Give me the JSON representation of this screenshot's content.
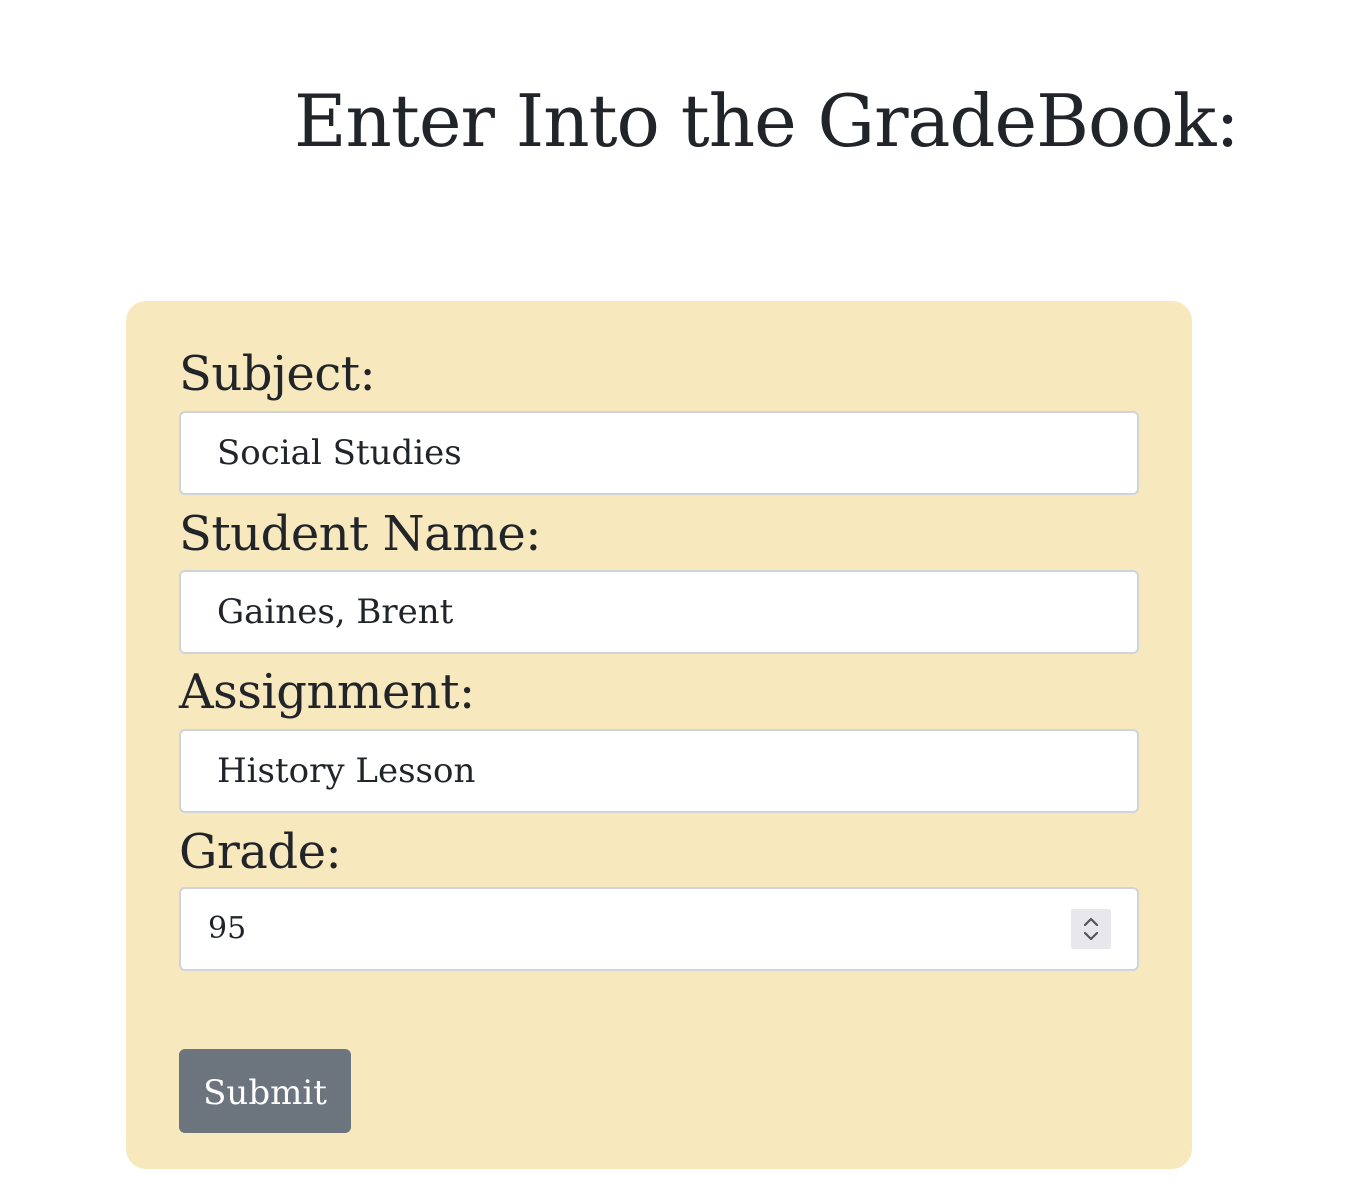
{
  "page": {
    "title": "Enter Into the GradeBook:"
  },
  "form": {
    "subject": {
      "label": "Subject:",
      "value": "Social Studies"
    },
    "student_name": {
      "label": "Student Name:",
      "value": "Gaines, Brent"
    },
    "assignment": {
      "label": "Assignment:",
      "value": "History Lesson"
    },
    "grade": {
      "label": "Grade:",
      "value": "95",
      "spinner_icon": "chevron-up-down-icon"
    },
    "submit_label": "Submit"
  },
  "colors": {
    "card_background": "#f7e9bd",
    "button_background": "#6c757d",
    "text": "#212529",
    "input_border": "#ced4da"
  }
}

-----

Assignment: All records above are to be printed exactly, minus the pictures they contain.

Response box:
Give me the JSON representation of this screenshot's content.
{
  "page": {
    "title": "Enter Into the GradeBook:"
  },
  "form": {
    "subject": {
      "label": "Subject:",
      "value": "Social Studies"
    },
    "student_name": {
      "label": "Student Name:",
      "value": "Gaines, Brent"
    },
    "assignment": {
      "label": "Assignment:",
      "value": "History Lesson"
    },
    "grade": {
      "label": "Grade:",
      "value": "95",
      "spinner_icon": "chevron-up-down-icon"
    },
    "submit_label": "Submit"
  },
  "colors": {
    "card_background": "#f7e9bd",
    "button_background": "#6c757d",
    "text": "#212529",
    "input_border": "#ced4da"
  }
}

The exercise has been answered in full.